Researchers collaborating from universities in Spain, Wisconsin, and France performed an experiment in which they measured biological markers in experienced meditators and non-meditators. Their study found that after a day of meditation, experienced meditators showed fewer anti-inflammatory markers and faster stress recovery because of changes in their gene make up. In other words, meditation allowed for the body to express genes in a different and perhaps healthier way. Jill Sakai of University of Wisconsin-Madison News reported on this back in December and explains:
Perhaps surprisingly, the researchers say, there was no difference in the tested genes between the two groups of people at the start of the study. The observed effects were seen only in the meditators following mindfulness practice. In addition, several other DNA-modifying genes showed no differences between groups, suggesting that the mindfulness practice specifically affected certain regulatory pathways."
The field of epigenetics (the way in which environmental factors can change gene expression) is a fascinating one that offers powerful insight into our capacity to grow and change and heal. Dr. David Katz, Director of Yale University’s Prevention Research Center, addresses the topic in the video below. He explains multiple studies that show the power we have to change our gene expression, addresses some questionable assumptions in a recent publication about the “random” aspect of cancer, and encourages us to use our lifestyles as medicine.
PHOTO: via flickr
- Rapid changes in histone deacetylases and inflammatory gene expression in expert meditators via Sciencedirect

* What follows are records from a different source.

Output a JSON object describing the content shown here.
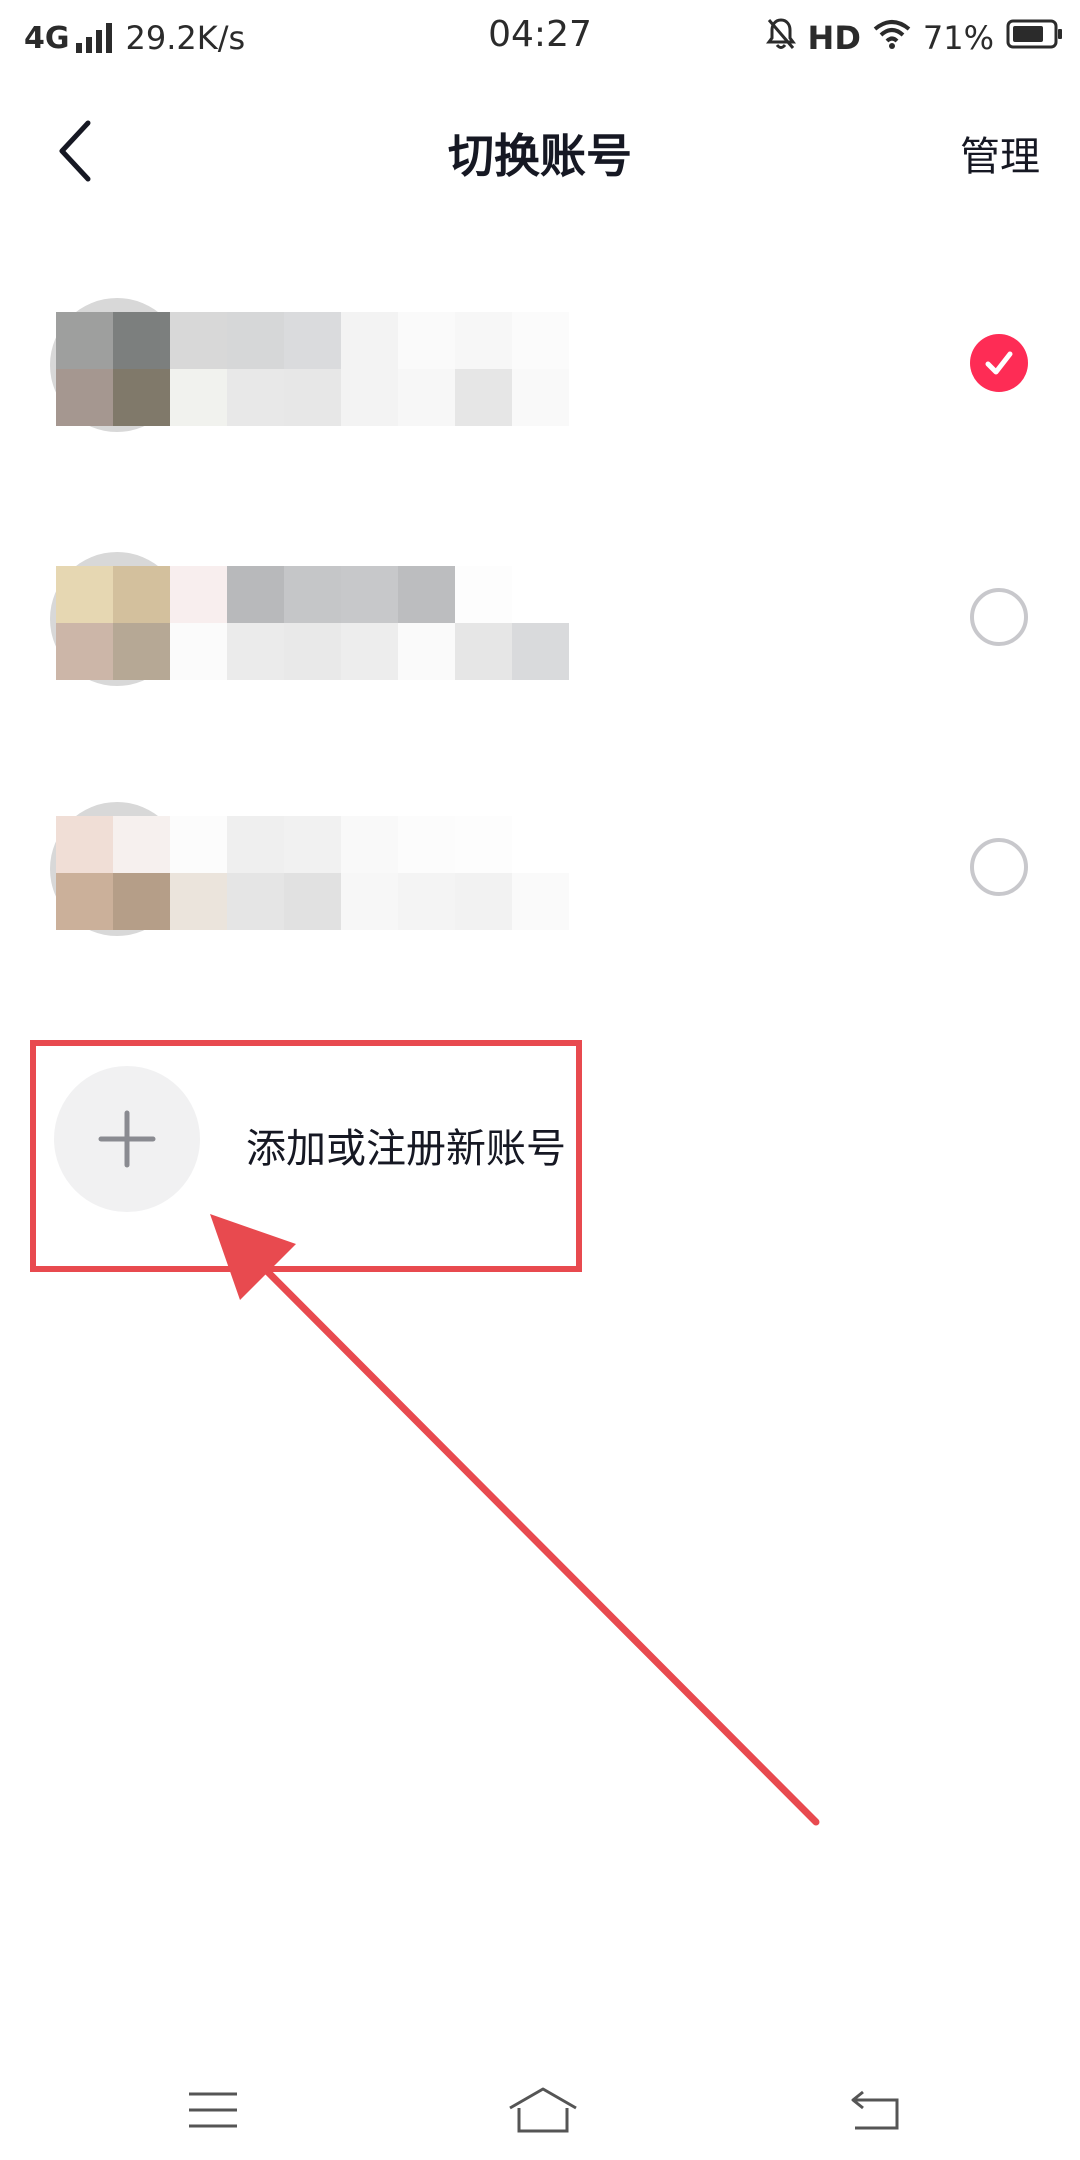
{
  "status_bar": {
    "network": "4G",
    "speed": "29.2K/s",
    "time": "04:27",
    "hd": "HD",
    "battery": "71%",
    "icons": [
      "signal-icon",
      "mute-bell-icon",
      "wifi-icon",
      "battery-icon"
    ]
  },
  "header": {
    "back_icon": "chevron-left-icon",
    "title": "切换账号",
    "manage_label": "管理"
  },
  "accounts": [
    {
      "avatar_icon": "avatar",
      "selected": true,
      "mosaic": [
        "#9e9f9e",
        "#7c7f7e",
        "#d8d8d8",
        "#d6d7d8",
        "#dadbdd",
        "#f3f3f3",
        "#fafafa",
        "#f7f7f7",
        "#fbfbfb",
        "#a59790",
        "#80796a",
        "#f1f2ee",
        "#e8e8e8",
        "#e7e7e7",
        "#f3f3f3",
        "#f7f7f7",
        "#e6e6e6",
        "#f9f9f9"
      ]
    },
    {
      "avatar_icon": "avatar",
      "selected": false,
      "mosaic": [
        "#e6d7b2",
        "#d3c09d",
        "#f8eeee",
        "#b8b9bb",
        "#c5c6c8",
        "#c7c8ca",
        "#bcbdbf",
        "#fdfdfd",
        "#ffffff",
        "#ccb6a8",
        "#b6a895",
        "#fbfbfb",
        "#ebebeb",
        "#e9e9e9",
        "#ededed",
        "#fafafa",
        "#e6e6e6",
        "#d9dadc"
      ]
    },
    {
      "avatar_icon": "avatar",
      "selected": false,
      "mosaic": [
        "#f0ded6",
        "#f6f0ee",
        "#fcfcfc",
        "#efefef",
        "#f1f1f1",
        "#f9f9f9",
        "#fcfcfc",
        "#fdfdfd",
        "#ffffff",
        "#cbb09a",
        "#b59e88",
        "#ebe4dc",
        "#e5e5e5",
        "#e1e1e1",
        "#f7f7f7",
        "#f4f4f4",
        "#f2f2f2",
        "#fafafa"
      ]
    }
  ],
  "add_account": {
    "icon": "plus-icon",
    "label": "添加或注册新账号"
  },
  "colors": {
    "accent": "#fe2c55",
    "annotation": "#e84a4f",
    "text": "#161823"
  },
  "nav_bar": {
    "icons": [
      "menu-icon",
      "home-icon",
      "back-icon"
    ]
  }
}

- Can meditation alter your genes? via Linkis
- Study reveals gene expression changes with meditation via University of Wisconson News